Congolese Refugee Crisis Report
January 1, 2014
Jonathan White and Naku Charles Lwanga
The Congolese Refugee Crisis in Uganda
The recent fighting has driven an influx of more than 65,000 refugees from DRC into Uganda and the situation is abysmal. There is no water, sanitation, healthcare, shelter, or roads to support these people and all repatriation processes have been halted. The establishment of additional shelters, water sources, communal kitchens, start-up vaccination for under-five-year-olds and support to existing health centers have been ranked as urgent priorities.
The refugees are currently camping at the Bundibugyo and Kyangwali Refugee Settlement areas at Bubandi sub-county headquarter land. We have been repeatedly asked by the medical officer at the camp to continue supplying urgent medicine needed that isn’t currently being provided by other INGOs. In addition a large number of these refugees are likely to be relocated to the Kiryandongo Refugee Settlement, and specifically need the support we provide in the Panyadoli Health Center.
Our field staff assessed the main camp at Bundibugyo for health crisis issues and determined the following update on August 18th, 2013:
Doctors Without Borders (MSF), which was the lead medical partner at the Bundibugyo, will be pulling out by the middle of September to concentrate on Kyangwali because of funding shortage leaving the main clinic with a large gap in medical supplies.
These Congolese are as a whole generally not immunized, either because they were living at the extreme end of Congo where no Government health facilities are located, or the majority of people are too poor to afford the private sector clinics. They also have little to no knowledge of TB, Malaria or HIV/AIDS. Most refugees interviewed still treat themselves with traditional herb treatments. Currently every child below 5 years is being immunized at the camp.
The current camp is erected near the Bubukwang Health Centre III, and this is where any donated drugs go and treatment is carried out. Since the health centre buildings are few compared to the number of patients, tents have been erected to act as wards and medicine stores as depicted in the following.
See below for second update on Medicine Delivery and photos from October 2013.
Second visit to Bundibugyo Refugee Settlement in October 2013
Upon reaching Bundibugyo with the requested medications and supplies, everyone was very relieved to see RMF as the medical supplies were running so low. Most of the large NGOs have all withdrawn from Bundibugyo. Currently, Malteser International (German organization) is in charge of health, and UNHCR and OPM are operational at the transit center. Even the Red Cross has almost entirely withdrawn from the camp as a result of having less than 10 volunteers on the ground.
About 4,000 refugees are still on the ground and resources are very limited. Children had been overseen by Save the Children, with volunteers keeping children and youths active. Overall withdrawal of support to the camp has made the youths stay idle and redundant. Most people, especially children and youths, have no clothes at Bundibugyo. Hygiene is poor, likely due to lack of resources such as soap and sensitization training.
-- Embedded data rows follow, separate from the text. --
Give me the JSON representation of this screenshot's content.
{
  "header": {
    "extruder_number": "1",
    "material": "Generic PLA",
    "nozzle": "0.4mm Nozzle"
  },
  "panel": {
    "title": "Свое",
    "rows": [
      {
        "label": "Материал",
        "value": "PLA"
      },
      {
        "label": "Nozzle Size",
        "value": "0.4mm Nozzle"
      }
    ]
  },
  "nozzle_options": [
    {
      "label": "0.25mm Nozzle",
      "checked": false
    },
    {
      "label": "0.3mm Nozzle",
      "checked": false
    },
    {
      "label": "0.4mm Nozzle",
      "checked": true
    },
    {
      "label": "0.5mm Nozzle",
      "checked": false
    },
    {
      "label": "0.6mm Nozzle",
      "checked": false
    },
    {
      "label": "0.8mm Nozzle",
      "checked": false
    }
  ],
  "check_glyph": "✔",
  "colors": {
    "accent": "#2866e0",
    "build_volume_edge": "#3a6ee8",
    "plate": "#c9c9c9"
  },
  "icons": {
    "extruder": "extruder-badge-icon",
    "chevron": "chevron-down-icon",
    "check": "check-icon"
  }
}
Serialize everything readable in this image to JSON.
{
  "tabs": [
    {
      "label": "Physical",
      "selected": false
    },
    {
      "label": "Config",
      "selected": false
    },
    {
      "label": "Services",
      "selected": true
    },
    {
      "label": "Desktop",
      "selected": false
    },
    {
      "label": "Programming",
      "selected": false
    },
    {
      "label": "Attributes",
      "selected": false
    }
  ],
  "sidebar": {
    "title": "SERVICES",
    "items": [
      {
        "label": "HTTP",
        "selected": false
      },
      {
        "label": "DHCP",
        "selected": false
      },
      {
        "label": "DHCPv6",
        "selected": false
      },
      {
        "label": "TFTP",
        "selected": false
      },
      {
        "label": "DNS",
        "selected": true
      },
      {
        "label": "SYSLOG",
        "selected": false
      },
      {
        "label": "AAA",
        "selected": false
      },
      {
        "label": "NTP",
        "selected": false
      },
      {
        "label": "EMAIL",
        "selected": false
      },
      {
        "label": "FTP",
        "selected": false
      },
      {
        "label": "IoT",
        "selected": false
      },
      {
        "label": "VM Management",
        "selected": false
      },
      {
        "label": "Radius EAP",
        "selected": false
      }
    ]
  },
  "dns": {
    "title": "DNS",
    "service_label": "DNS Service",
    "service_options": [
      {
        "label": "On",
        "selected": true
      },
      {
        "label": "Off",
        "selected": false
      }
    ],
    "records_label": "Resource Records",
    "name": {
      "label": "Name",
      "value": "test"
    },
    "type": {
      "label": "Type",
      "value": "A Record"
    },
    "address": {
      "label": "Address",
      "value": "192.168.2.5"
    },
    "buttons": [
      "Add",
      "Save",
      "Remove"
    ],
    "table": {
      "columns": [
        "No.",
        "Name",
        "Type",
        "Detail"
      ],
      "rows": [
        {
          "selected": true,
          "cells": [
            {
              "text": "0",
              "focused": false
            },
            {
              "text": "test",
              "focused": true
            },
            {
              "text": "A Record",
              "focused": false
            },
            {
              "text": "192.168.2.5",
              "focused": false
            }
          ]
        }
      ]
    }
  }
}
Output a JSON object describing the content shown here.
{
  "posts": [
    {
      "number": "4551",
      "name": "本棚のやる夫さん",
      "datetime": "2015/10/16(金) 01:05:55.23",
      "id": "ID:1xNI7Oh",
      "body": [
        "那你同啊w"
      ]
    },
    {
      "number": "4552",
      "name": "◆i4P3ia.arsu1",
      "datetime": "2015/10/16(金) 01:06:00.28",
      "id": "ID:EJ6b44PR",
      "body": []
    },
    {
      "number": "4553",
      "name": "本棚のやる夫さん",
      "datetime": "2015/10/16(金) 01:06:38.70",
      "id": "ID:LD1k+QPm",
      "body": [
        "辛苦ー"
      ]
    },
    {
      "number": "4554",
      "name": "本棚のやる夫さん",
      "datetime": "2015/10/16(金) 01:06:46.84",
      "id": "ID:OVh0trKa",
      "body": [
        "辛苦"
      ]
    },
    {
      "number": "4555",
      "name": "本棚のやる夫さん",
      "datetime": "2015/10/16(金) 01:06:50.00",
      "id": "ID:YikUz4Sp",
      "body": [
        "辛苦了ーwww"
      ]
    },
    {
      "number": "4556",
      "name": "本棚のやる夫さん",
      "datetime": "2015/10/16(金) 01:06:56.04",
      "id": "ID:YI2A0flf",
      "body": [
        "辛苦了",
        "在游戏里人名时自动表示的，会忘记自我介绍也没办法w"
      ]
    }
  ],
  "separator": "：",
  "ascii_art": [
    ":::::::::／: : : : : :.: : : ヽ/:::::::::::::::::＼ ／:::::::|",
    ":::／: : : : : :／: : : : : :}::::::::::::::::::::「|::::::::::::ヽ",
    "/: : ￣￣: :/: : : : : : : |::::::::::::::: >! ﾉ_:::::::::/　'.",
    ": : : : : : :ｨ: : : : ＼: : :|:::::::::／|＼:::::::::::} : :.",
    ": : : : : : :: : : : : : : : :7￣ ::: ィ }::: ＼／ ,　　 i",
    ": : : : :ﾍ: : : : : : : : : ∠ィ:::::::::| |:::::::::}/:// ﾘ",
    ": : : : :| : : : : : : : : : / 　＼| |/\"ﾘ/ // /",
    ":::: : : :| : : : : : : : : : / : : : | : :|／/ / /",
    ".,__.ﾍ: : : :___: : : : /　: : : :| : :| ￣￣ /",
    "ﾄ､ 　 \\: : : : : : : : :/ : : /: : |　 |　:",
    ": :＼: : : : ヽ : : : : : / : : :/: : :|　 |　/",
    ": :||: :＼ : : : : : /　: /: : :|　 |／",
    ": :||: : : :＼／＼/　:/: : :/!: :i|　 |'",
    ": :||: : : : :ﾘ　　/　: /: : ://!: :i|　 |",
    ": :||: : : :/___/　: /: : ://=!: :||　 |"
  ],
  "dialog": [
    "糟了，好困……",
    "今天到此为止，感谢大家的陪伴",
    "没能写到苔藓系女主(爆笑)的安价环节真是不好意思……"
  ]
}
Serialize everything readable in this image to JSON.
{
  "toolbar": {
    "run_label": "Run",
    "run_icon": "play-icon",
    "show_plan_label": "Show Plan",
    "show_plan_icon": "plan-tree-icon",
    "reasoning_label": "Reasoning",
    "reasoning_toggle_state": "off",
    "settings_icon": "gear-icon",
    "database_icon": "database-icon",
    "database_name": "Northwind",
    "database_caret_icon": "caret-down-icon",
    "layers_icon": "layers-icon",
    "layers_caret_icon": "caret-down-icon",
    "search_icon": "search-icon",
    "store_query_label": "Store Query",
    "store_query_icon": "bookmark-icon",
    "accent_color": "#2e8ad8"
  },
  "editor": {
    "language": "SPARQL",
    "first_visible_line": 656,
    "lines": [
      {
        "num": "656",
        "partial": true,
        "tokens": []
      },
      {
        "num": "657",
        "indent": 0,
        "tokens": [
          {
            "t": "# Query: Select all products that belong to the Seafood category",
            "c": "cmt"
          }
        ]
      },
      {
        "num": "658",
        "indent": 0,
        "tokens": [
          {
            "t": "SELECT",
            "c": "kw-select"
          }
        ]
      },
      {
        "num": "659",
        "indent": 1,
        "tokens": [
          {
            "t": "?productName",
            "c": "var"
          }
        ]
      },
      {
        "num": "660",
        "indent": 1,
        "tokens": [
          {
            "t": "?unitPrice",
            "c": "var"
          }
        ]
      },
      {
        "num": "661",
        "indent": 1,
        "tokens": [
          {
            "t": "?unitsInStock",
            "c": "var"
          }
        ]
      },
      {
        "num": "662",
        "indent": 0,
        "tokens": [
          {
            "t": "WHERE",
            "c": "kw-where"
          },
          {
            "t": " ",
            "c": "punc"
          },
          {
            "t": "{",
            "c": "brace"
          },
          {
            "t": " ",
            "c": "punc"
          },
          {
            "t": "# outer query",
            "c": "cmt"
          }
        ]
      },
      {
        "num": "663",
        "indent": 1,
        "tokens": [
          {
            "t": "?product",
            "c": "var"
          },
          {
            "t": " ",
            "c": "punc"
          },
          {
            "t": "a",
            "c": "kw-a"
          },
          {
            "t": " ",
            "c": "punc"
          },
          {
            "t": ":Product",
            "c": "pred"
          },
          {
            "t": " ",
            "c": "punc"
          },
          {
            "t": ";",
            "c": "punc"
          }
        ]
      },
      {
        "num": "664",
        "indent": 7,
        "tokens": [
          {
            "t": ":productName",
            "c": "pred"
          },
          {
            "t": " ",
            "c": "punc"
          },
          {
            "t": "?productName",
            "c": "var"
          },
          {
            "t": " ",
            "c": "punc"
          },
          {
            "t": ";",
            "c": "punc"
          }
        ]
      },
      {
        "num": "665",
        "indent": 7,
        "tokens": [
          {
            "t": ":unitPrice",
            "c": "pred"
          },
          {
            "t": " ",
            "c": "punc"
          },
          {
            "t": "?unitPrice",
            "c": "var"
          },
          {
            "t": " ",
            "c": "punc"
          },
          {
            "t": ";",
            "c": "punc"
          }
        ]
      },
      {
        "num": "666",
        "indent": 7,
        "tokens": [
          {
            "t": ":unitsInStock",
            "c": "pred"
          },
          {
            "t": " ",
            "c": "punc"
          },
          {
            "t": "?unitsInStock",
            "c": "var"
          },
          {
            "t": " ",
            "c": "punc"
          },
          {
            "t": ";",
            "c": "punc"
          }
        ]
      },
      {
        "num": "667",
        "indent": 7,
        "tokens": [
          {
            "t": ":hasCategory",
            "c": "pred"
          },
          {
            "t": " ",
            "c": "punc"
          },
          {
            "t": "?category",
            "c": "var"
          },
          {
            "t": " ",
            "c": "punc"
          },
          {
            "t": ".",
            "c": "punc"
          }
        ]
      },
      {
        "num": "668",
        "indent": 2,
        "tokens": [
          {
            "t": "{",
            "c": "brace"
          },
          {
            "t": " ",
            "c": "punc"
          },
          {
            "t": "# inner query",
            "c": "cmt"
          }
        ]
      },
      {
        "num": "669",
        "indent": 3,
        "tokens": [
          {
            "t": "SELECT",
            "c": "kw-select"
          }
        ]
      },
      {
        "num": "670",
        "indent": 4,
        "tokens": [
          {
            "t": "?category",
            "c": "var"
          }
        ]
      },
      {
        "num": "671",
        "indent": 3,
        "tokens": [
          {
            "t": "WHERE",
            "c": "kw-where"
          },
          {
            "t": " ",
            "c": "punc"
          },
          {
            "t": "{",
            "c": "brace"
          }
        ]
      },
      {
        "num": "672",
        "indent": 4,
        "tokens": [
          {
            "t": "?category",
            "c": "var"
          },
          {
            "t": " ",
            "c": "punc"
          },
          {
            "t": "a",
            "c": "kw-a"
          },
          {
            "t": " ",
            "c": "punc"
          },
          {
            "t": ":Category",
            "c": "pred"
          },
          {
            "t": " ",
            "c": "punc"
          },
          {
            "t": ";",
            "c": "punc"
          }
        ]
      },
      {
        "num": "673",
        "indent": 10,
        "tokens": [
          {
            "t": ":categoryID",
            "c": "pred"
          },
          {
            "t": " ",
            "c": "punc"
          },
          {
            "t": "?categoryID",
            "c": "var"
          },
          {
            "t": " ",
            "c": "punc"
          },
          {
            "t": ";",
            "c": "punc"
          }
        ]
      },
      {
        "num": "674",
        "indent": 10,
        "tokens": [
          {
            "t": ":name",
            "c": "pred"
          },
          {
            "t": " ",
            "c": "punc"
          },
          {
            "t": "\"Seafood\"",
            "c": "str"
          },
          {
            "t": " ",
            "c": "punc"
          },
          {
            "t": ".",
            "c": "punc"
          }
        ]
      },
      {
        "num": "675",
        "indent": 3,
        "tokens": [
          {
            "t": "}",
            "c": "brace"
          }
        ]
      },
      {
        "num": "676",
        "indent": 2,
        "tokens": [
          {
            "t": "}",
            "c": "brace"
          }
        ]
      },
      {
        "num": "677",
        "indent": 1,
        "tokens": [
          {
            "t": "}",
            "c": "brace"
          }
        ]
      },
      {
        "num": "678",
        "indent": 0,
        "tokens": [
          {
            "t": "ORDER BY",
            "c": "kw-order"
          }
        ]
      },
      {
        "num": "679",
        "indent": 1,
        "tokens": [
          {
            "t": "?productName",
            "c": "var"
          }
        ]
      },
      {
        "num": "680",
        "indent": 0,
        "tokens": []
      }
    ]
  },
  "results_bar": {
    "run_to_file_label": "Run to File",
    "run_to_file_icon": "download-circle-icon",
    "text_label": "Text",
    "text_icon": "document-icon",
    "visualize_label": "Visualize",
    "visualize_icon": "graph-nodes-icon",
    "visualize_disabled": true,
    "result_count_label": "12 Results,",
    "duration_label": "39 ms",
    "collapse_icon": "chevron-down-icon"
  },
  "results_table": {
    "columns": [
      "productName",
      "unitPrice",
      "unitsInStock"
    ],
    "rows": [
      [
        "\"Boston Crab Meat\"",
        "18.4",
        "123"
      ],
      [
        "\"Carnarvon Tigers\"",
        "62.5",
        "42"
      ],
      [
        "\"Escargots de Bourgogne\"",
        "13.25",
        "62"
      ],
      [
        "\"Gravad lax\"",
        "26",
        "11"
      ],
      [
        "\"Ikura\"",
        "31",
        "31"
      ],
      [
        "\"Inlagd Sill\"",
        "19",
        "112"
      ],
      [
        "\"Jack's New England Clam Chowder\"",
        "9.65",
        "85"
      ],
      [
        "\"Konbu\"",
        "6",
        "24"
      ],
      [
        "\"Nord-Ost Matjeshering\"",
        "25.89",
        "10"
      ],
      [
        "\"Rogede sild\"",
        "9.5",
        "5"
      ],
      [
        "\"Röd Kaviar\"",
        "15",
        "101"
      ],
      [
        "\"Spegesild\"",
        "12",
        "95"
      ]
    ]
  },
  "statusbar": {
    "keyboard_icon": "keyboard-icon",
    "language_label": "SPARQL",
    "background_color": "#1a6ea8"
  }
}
When NGOs were present at the site, basic needs like soap, clothes, etc. were given in plenty, but now, the refugees can only rely on what Government and UNHCR have to offer.
Before their withdrawal from the camp, OPM, UNHCR, and other NGOs identified challenges and opportunities surrounding the continued provision of services:
The camp is located in a swampy, wet area. When it rains, all of the tents are prone to flooding, making it wet and very cold for those living within them, especially at night. Organizations that were working with the camp dug trenches and brought marram soil from the mountains, placing the tents above the soil, which ensures those sleeping within the tents stay warm despite the rains. When it rains heavily, the water runs into the trenches dug, helping to redirect the rain and flood waters. Heavy tanks for water have been provided, so water is supplied in all corners of the camp. Latrines have been dug throughout the camp, ensuring sanitation, although hygiene is poor.
The system has been put in place, but the challenge now is limited funding to the camp and manpower to maintain it. Kitchens were built in every corner of the camp and saucepans were distributed, to ensure there is not too much congestion in any one place of the camp. At times, there is not enough firewood for all of the kitchens; causing congestion at serving time as only one or two kitchens can open with the small supply of firewood.
When funds were available to the camp, food serving areas had many volunteer cooks and those who served could be given small allowances for this work. Since resources are now limited, few cooks are in place resulting in congestion and delays with serving food to the camp population.